Speaking of navigation systems, this Sync 3 system has a proprietary nav system that is reasonably friendly and competent, but not nearly as nice as the old Garmin Nuvi my wife was using. The Sync nav system is quite out of date (Nordstrom has not been in the South Bay Galleria for quite a while now), and Ford says we can purchase map updates from the dealer. Well, it is a new car, so the map should be updated, but isn’t. And my wife’s old Garmin had lifetime map updates included. The biggest thing my wife misses about her Garmin though is the current speed display on the GPS screen. This independent speed display is quite handy if your speedometer is hard to read or not very precise, or you just don’t want to look down often. I can see why Ford wouldn’t want this, because it might show a slight difference between GPS speed and the speedometer, and they wouldn’t want anyone to think their car is reading the wrong speed. But I’ll trust GPS speed any day, and it is a shame it isn’t an option.

Now the biggest problem with resetting the system is that it loses the correct time. That’s right, it forgets the correct time! And if you ask it to set according to the GPS time, it can’t handle Daylight Savings time. Seriously. This should not be a problem in a fancy expensive computerized entertainment/nav system. The Garmin unit that I have and the one my wife had handle Daylight Savings time just fine, so the fact that a modern system can’t is just sloppy/lazy programming.

Another problem is that it keeps locking up the iPod I put a bunch of song on. It seems to me that iPods should be a pretty well known device to be able to handle well, and maybe the problem is on the iPod side, but it shouldn’t lock it up. When that happens, the iPod can’t be found in the source list and has to be re-scanned after I reset the iPod. Yet more distractions that shouldn’t ever happen.

The system has voice commands that are mostly OK, but it is so tedious to use, we just use Siri from our iPhones to make calls and read texts and such. The built-in stuff isn’t nearly as good. Luckily, holding the voice command handle for a couple seconds activates Siri through the built-in sound system.

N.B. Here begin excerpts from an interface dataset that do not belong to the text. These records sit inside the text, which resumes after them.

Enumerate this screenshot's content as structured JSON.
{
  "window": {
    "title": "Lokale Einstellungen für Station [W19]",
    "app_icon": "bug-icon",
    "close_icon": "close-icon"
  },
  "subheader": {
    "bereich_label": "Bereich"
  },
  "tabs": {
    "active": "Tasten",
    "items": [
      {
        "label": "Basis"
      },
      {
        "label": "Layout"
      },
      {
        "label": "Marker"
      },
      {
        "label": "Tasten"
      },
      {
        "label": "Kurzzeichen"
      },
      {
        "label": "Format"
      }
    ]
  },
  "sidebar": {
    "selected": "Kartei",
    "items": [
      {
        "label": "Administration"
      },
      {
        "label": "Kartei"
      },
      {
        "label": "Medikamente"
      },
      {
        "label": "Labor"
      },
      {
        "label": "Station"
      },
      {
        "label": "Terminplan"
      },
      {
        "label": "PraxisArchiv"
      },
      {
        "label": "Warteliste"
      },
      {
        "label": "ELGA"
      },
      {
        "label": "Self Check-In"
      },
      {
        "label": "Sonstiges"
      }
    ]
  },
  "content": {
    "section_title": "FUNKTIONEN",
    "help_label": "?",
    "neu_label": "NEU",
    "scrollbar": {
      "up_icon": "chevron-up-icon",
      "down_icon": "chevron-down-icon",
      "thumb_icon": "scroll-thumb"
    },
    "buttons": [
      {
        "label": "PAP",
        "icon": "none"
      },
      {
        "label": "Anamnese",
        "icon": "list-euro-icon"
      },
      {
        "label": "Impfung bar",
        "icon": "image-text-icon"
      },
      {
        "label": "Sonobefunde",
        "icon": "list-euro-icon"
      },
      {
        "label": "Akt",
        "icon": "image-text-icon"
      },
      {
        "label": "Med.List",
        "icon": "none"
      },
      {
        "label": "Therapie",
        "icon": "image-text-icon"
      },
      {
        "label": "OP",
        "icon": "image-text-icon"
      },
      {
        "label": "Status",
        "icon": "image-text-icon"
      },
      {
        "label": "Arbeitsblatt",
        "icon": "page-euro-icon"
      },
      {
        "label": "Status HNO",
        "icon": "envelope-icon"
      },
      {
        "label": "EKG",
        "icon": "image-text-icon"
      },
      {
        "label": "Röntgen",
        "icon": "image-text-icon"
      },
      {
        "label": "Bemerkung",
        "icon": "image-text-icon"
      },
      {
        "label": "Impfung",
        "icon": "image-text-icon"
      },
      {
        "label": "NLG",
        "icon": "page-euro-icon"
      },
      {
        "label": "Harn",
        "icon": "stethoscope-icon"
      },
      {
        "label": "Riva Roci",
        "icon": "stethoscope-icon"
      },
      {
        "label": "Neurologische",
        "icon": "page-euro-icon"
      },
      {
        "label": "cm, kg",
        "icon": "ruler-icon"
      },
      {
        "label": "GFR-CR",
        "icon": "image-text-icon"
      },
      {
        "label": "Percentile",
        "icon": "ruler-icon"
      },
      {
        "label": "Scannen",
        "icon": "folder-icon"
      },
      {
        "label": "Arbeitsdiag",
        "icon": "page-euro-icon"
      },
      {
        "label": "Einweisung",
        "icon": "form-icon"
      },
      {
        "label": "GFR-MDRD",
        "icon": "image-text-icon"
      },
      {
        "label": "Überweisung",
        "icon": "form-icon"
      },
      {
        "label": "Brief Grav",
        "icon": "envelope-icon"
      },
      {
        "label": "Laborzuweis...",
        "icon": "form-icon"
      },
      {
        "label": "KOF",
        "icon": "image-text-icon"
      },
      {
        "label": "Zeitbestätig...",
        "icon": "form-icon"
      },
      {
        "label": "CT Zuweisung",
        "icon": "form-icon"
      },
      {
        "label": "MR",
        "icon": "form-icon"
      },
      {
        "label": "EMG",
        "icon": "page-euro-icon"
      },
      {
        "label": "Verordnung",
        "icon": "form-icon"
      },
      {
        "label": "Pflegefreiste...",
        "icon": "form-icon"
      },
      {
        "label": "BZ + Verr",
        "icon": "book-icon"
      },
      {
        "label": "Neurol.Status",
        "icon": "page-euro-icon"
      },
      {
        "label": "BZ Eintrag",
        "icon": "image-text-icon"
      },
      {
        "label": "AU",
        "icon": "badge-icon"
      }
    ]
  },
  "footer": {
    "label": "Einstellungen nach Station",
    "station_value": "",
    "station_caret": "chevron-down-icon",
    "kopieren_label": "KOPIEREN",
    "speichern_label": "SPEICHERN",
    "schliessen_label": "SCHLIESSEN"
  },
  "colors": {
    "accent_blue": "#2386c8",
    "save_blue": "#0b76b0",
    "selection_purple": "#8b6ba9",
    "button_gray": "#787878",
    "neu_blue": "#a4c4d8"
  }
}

All this leads to the problem: the car makers want to own this stuff and charge too much for it, so they make their own software and interfaces, and none of it is as good as what Apple and Google make. While CarPlay and AndroidAuto are available in some cars, they are not common yet, and they will still require some interaction with the lousy built-in systems to work. It could be that Tesla has all of this solved, but Ford sure doesn’t.

Comments are closed.